◆ Work required ◆
The reply should contain all the data below, repeated exactly, and none of the images.
───── Data for this task
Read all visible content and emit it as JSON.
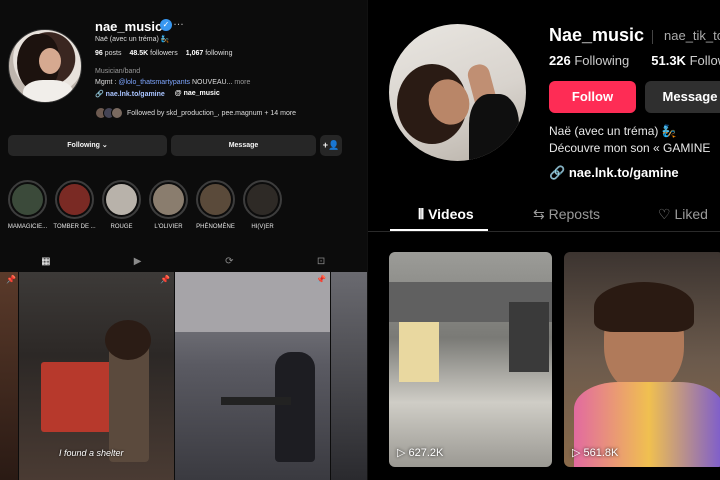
{
  "instagram": {
    "username": "nae_music",
    "more_icon": "…",
    "display_name": "Naë (avec un tréma) 🧞",
    "stats": {
      "posts": "96",
      "posts_label": "posts",
      "followers": "48.5K",
      "followers_label": "followers",
      "following": "1,067",
      "following_label": "following"
    },
    "category": "Musician/band",
    "mgmt_prefix": "Mgmt : ",
    "mgmt_mention": "@lolo_thatsmartypants",
    "mgmt_suffix": " NOUVEAU...",
    "mgmt_more": " more",
    "link": "nae.lnk.to/gamine",
    "threads_handle": "nae_music",
    "followed_by": "Followed by skd_production_, pee.magnum + 14 more",
    "buttons": {
      "following": "Following ⌄",
      "message": "Message",
      "add_user": "+👤"
    },
    "highlights": [
      {
        "label": "MAMAGICIE...",
        "color": "#3b4a3a"
      },
      {
        "label": "TOMBER DE ...",
        "color": "#7a2a24"
      },
      {
        "label": "ROUGE",
        "color": "#b8b2aa"
      },
      {
        "label": "L'OLIVIER",
        "color": "#8a7d6e"
      },
      {
        "label": "PHÉNOMÈNE",
        "color": "#5a4a3a"
      },
      {
        "label": "HI(V)ER",
        "color": "#2e2a26"
      }
    ],
    "tabs": {
      "grid": "▦",
      "reels": "▶",
      "reposts": "⟳",
      "tagged": "⊡"
    },
    "post_caption": "I found a shelter"
  },
  "tiktok": {
    "username": "Nae_music",
    "handle": "nae_tik_to",
    "stats": {
      "following": "226",
      "following_label": "Following",
      "followers": "51.3K",
      "followers_label": "Followers"
    },
    "follow_label": "Follow",
    "message_label": "Message",
    "bio_line1": "Naë (avec un tréma) 🧞",
    "bio_line2": "Découvre mon son « GAMINE",
    "link": "nae.lnk.to/gamine",
    "tabs": {
      "videos": "Videos",
      "reposts": "Reposts",
      "liked": "Liked"
    },
    "videos": [
      {
        "views": "627.2K"
      },
      {
        "views": "561.8K"
      }
    ],
    "accent_color": "#fe2c55"
  }
}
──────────
◆ Task answer ◆
Read all visible content and emit it as JSON.
{
  "instagram": {
    "username": "nae_music",
    "more_icon": "…",
    "display_name": "Naë (avec un tréma) 🧞",
    "stats": {
      "posts": "96",
      "posts_label": "posts",
      "followers": "48.5K",
      "followers_label": "followers",
      "following": "1,067",
      "following_label": "following"
    },
    "category": "Musician/band",
    "mgmt_prefix": "Mgmt : ",
    "mgmt_mention": "@lolo_thatsmartypants",
    "mgmt_suffix": " NOUVEAU...",
    "mgmt_more": " more",
    "link": "nae.lnk.to/gamine",
    "threads_handle": "nae_music",
    "followed_by": "Followed by skd_production_, pee.magnum + 14 more",
    "buttons": {
      "following": "Following ⌄",
      "message": "Message",
      "add_user": "+👤"
    },
    "highlights": [
      {
        "label": "MAMAGICIE...",
        "color": "#3b4a3a"
      },
      {
        "label": "TOMBER DE ...",
        "color": "#7a2a24"
      },
      {
        "label": "ROUGE",
        "color": "#b8b2aa"
      },
      {
        "label": "L'OLIVIER",
        "color": "#8a7d6e"
      },
      {
        "label": "PHÉNOMÈNE",
        "color": "#5a4a3a"
      },
      {
        "label": "HI(V)ER",
        "color": "#2e2a26"
      }
    ],
    "tabs": {
      "grid": "▦",
      "reels": "▶",
      "reposts": "⟳",
      "tagged": "⊡"
    },
    "post_caption": "I found a shelter"
  },
  "tiktok": {
    "username": "Nae_music",
    "handle": "nae_tik_to",
    "stats": {
      "following": "226",
      "following_label": "Following",
      "followers": "51.3K",
      "followers_label": "Followers"
    },
    "follow_label": "Follow",
    "message_label": "Message",
    "bio_line1": "Naë (avec un tréma) 🧞",
    "bio_line2": "Découvre mon son « GAMINE",
    "link": "nae.lnk.to/gamine",
    "tabs": {
      "videos": "Videos",
      "reposts": "Reposts",
      "liked": "Liked"
    },
    "videos": [
      {
        "views": "627.2K"
      },
      {
        "views": "561.8K"
      }
    ],
    "accent_color": "#fe2c55"
  }
}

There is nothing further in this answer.